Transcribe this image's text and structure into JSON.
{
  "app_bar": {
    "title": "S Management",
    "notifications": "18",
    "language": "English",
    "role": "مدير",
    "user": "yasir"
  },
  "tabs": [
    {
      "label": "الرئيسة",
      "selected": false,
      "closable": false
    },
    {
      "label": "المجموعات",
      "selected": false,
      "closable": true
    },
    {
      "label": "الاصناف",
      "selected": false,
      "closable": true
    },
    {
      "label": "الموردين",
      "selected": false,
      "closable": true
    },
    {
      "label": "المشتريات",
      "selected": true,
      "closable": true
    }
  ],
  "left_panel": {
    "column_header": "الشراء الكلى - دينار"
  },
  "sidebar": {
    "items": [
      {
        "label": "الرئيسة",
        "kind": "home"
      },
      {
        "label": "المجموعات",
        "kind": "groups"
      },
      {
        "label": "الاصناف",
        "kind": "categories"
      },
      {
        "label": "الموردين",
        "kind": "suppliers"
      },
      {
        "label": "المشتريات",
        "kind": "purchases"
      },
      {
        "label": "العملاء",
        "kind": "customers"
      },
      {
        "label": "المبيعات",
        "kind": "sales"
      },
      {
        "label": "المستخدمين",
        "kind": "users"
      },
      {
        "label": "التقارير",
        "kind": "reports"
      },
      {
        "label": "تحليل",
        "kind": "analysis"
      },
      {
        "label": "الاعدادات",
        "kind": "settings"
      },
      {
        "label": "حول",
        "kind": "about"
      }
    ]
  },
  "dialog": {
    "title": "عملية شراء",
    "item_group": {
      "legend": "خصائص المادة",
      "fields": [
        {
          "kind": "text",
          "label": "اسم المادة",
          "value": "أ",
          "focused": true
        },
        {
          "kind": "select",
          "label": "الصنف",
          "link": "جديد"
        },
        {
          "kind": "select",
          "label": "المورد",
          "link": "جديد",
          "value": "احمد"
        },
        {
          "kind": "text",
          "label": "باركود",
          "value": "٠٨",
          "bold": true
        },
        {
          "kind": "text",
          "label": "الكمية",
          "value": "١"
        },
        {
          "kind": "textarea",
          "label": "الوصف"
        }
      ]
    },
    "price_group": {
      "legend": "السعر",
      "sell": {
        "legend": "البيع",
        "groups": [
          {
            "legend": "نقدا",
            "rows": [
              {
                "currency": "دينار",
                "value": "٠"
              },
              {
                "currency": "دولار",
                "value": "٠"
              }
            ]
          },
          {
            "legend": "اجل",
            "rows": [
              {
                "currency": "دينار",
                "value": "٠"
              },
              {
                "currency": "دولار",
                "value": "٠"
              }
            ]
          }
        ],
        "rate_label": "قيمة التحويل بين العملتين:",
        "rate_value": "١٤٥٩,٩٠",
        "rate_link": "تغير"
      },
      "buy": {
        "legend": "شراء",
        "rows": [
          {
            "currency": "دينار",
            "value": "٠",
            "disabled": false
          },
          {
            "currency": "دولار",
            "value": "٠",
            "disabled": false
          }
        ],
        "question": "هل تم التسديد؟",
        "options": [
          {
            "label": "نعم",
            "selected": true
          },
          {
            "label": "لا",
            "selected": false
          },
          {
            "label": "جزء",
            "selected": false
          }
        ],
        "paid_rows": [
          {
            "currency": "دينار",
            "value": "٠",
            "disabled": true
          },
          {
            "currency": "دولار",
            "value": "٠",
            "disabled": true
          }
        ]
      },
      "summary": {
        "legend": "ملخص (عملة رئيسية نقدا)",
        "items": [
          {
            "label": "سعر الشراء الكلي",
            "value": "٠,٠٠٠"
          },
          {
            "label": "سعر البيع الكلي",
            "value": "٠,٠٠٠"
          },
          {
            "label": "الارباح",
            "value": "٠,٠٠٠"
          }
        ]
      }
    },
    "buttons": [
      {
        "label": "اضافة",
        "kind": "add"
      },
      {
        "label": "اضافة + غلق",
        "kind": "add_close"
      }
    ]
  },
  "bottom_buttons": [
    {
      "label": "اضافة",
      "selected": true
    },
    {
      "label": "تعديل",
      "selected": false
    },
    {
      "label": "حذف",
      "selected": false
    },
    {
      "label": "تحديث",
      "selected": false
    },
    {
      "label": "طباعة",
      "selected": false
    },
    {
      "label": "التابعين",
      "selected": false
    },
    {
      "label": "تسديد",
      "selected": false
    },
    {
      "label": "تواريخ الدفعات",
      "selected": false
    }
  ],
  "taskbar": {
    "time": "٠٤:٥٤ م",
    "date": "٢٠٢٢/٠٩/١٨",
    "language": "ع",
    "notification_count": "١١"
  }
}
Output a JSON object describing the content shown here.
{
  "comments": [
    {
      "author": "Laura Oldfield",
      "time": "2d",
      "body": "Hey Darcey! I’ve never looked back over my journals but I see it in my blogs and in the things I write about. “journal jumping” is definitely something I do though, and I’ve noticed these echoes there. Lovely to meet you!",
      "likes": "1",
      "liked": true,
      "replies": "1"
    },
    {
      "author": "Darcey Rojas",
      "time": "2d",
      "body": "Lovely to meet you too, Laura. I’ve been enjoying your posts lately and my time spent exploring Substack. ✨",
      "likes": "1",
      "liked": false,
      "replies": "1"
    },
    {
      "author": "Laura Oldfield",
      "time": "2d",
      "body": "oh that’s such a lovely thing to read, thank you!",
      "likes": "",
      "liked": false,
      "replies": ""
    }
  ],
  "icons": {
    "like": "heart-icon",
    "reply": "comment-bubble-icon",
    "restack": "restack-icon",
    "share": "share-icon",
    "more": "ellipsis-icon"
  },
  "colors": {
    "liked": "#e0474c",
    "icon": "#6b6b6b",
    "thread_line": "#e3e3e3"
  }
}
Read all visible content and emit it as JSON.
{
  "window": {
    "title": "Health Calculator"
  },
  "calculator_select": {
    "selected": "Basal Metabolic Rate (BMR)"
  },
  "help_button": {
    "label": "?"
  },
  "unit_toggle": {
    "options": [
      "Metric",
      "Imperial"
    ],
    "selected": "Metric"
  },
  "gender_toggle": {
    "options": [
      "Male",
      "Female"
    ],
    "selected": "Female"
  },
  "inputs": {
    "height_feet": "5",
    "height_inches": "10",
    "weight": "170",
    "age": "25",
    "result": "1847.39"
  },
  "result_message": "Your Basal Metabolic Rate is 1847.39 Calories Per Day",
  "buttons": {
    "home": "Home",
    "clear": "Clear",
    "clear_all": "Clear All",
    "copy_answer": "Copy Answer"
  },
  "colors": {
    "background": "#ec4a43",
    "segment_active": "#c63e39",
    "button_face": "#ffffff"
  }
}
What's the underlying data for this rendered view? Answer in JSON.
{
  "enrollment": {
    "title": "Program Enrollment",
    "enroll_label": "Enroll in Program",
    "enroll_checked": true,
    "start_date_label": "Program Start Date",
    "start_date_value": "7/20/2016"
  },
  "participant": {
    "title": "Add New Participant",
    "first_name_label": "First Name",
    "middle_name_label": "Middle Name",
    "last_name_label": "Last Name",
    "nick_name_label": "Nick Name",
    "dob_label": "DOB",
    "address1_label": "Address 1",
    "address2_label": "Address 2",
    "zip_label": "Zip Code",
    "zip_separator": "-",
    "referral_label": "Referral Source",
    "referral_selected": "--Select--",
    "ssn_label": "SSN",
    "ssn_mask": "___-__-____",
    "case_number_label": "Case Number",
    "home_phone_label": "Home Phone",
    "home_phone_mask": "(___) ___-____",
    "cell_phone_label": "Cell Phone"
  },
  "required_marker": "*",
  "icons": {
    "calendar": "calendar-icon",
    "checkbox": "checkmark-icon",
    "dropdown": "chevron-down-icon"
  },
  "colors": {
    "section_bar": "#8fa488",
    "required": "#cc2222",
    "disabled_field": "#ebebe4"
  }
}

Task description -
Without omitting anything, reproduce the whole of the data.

Answer box -
Transcribe this image's text and structure into JSON.
{
  "app_bar": {
    "title": "S Management",
    "notifications": "18",
    "language": "English",
    "role": "مدير",
    "user": "yasir"
  },
  "tabs": [
    {
      "label": "الرئيسة",
      "selected": false,
      "closable": false
    },
    {
      "label": "المجموعات",
      "selected": false,
      "closable": true
    },
    {
      "label": "الاصناف",
      "selected": false,
      "closable": true
    },
    {
      "label": "الموردين",
      "selected": false,
      "closable": true
    },
    {
      "label": "المشتريات",
      "selected": true,
      "closable": true
    }
  ],
  "left_panel": {
    "column_header": "الشراء الكلى - دينار"
  },
  "sidebar": {
    "items": [
      {
        "label": "الرئيسة",
        "kind": "home"
      },
      {
        "label": "المجموعات",
        "kind": "groups"
      },
      {
        "label": "الاصناف",
        "kind": "categories"
      },
      {
        "label": "الموردين",
        "kind": "suppliers"
      },
      {
        "label": "المشتريات",
        "kind": "purchases"
      },
      {
        "label": "العملاء",
        "kind": "customers"
      },
      {
        "label": "المبيعات",
        "kind": "sales"
      },
      {
        "label": "المستخدمين",
        "kind": "users"
      },
      {
        "label": "التقارير",
        "kind": "reports"
      },
      {
        "label": "تحليل",
        "kind": "analysis"
      },
      {
        "label": "الاعدادات",
        "kind": "settings"
      },
      {
        "label": "حول",
        "kind": "about"
      }
    ]
  },
  "dialog": {
    "title": "عملية شراء",
    "item_group": {
      "legend": "خصائص المادة",
      "fields": [
        {
          "kind": "text",
          "label": "اسم المادة",
          "value": "أ",
          "focused": true
        },
        {
          "kind": "select",
          "label": "الصنف",
          "link": "جديد"
        },
        {
          "kind": "select",
          "label": "المورد",
          "link": "جديد",
          "value": "احمد"
        },
        {
          "kind": "text",
          "label": "باركود",
          "value": "٠٨",
          "bold": true
        },
        {
          "kind": "text",
          "label": "الكمية",
          "value": "١"
        },
        {
          "kind": "textarea",
          "label": "الوصف"
        }
      ]
    },
    "price_group": {
      "legend": "السعر",
      "sell": {
        "legend": "البيع",
        "groups": [
          {
            "legend": "نقدا",
            "rows": [
              {
                "currency": "دينار",
                "value": "٠"
              },
              {
                "currency": "دولار",
                "value": "٠"
              }
            ]
          },
          {
            "legend": "اجل",
            "rows": [
              {
                "currency": "دينار",
                "value": "٠"
              },
              {
                "currency": "دولار",
                "value": "٠"
              }
            ]
          }
        ],
        "rate_label": "قيمة التحويل بين العملتين:",
        "rate_value": "١٤٥٩,٩٠",
        "rate_link": "تغير"
      },
      "buy": {
        "legend": "شراء",
        "rows": [
          {
            "currency": "دينار",
            "value": "٠",
            "disabled": false
          },
          {
            "currency": "دولار",
            "value": "٠",
            "disabled": false
          }
        ],
        "question": "هل تم التسديد؟",
        "options": [
          {
            "label": "نعم",
            "selected": true
          },
          {
            "label": "لا",
            "selected": false
          },
          {
            "label": "جزء",
            "selected": false
          }
        ],
        "paid_rows": [
          {
            "currency": "دينار",
            "value": "٠",
            "disabled": true
          },
          {
            "currency": "دولار",
            "value": "٠",
            "disabled": true
          }
        ]
      },
      "summary": {
        "legend": "ملخص (عملة رئيسية نقدا)",
        "items": [
          {
            "label": "سعر الشراء الكلي",
            "value": "٠,٠٠٠"
          },
          {
            "label": "سعر البيع الكلي",
            "value": "٠,٠٠٠"
          },
          {
            "label": "الارباح",
            "value": "٠,٠٠٠"
          }
        ]
      }
    },
    "buttons": [
      {
        "label": "اضافة",
        "kind": "add"
      },
      {
        "label": "اضافة + غلق",
        "kind": "add_close"
      }
    ]
  },
  "bottom_buttons": [
    {
      "label": "اضافة",
      "selected": true
    },
    {
      "label": "تعديل",
      "selected": false
    },
    {
      "label": "حذف",
      "selected": false
    },
    {
      "label": "تحديث",
      "selected": false
    },
    {
      "label": "طباعة",
      "selected": false
    },
    {
      "label": "التابعين",
      "selected": false
    },
    {
      "label": "تسديد",
      "selected": false
    },
    {
      "label": "تواريخ الدفعات",
      "selected": false
    }
  ],
  "taskbar": {
    "time": "٠٤:٥٤ م",
    "date": "٢٠٢٢/٠٩/١٨",
    "language": "ع",
    "notification_count": "١١"
  }
}
Output a JSON object describing the content shown here.
{
  "comments": [
    {
      "author": "Laura Oldfield",
      "time": "2d",
      "body": "Hey Darcey! I’ve never looked back over my journals but I see it in my blogs and in the things I write about. “journal jumping” is definitely something I do though, and I’ve noticed these echoes there. Lovely to meet you!",
      "likes": "1",
      "liked": true,
      "replies": "1"
    },
    {
      "author": "Darcey Rojas",
      "time": "2d",
      "body": "Lovely to meet you too, Laura. I’ve been enjoying your posts lately and my time spent exploring Substack. ✨",
      "likes": "1",
      "liked": false,
      "replies": "1"
    },
    {
      "author": "Laura Oldfield",
      "time": "2d",
      "body": "oh that’s such a lovely thing to read, thank you!",
      "likes": "",
      "liked": false,
      "replies": ""
    }
  ],
  "icons": {
    "like": "heart-icon",
    "reply": "comment-bubble-icon",
    "restack": "restack-icon",
    "share": "share-icon",
    "more": "ellipsis-icon"
  },
  "colors": {
    "liked": "#e0474c",
    "icon": "#6b6b6b",
    "thread_line": "#e3e3e3"
  }
}
Read all visible content and emit it as JSON.
{
  "window": {
    "title": "Health Calculator"
  },
  "calculator_select": {
    "selected": "Basal Metabolic Rate (BMR)"
  },
  "help_button": {
    "label": "?"
  },
  "unit_toggle": {
    "options": [
      "Metric",
      "Imperial"
    ],
    "selected": "Metric"
  },
  "gender_toggle": {
    "options": [
      "Male",
      "Female"
    ],
    "selected": "Female"
  },
  "inputs": {
    "height_feet": "5",
    "height_inches": "10",
    "weight": "170",
    "age": "25",
    "result": "1847.39"
  },
  "result_message": "Your Basal Metabolic Rate is 1847.39 Calories Per Day",
  "buttons": {
    "home": "Home",
    "clear": "Clear",
    "clear_all": "Clear All",
    "copy_answer": "Copy Answer"
  },
  "colors": {
    "background": "#ec4a43",
    "segment_active": "#c63e39",
    "button_face": "#ffffff"
  }
}
What's the underlying data for this rendered view? Answer in JSON.
{
  "enrollment": {
    "title": "Program Enrollment",
    "enroll_label": "Enroll in Program",
    "enroll_checked": true,
    "start_date_label": "Program Start Date",
    "start_date_value": "7/20/2016"
  },
  "participant": {
    "title": "Add New Participant",
    "first_name_label": "First Name",
    "middle_name_label": "Middle Name",
    "last_name_label": "Last Name",
    "nick_name_label": "Nick Name",
    "dob_label": "DOB",
    "address1_label": "Address 1",
    "address2_label": "Address 2",
    "zip_label": "Zip Code",
    "zip_separator": "-",
    "referral_label": "Referral Source",
    "referral_selected": "--Select--",
    "ssn_label": "SSN",
    "ssn_mask": "___-__-____",
    "case_number_label": "Case Number",
    "home_phone_label": "Home Phone",
    "home_phone_mask": "(___) ___-____",
    "cell_phone_label": "Cell Phone"
  },
  "required_marker": "*",
  "icons": {
    "calendar": "calendar-icon",
    "checkbox": "checkmark-icon",
    "dropdown": "chevron-down-icon"
  },
  "colors": {
    "section_bar": "#8fa488",
    "required": "#cc2222",
    "disabled_field": "#ebebe4"
  }
}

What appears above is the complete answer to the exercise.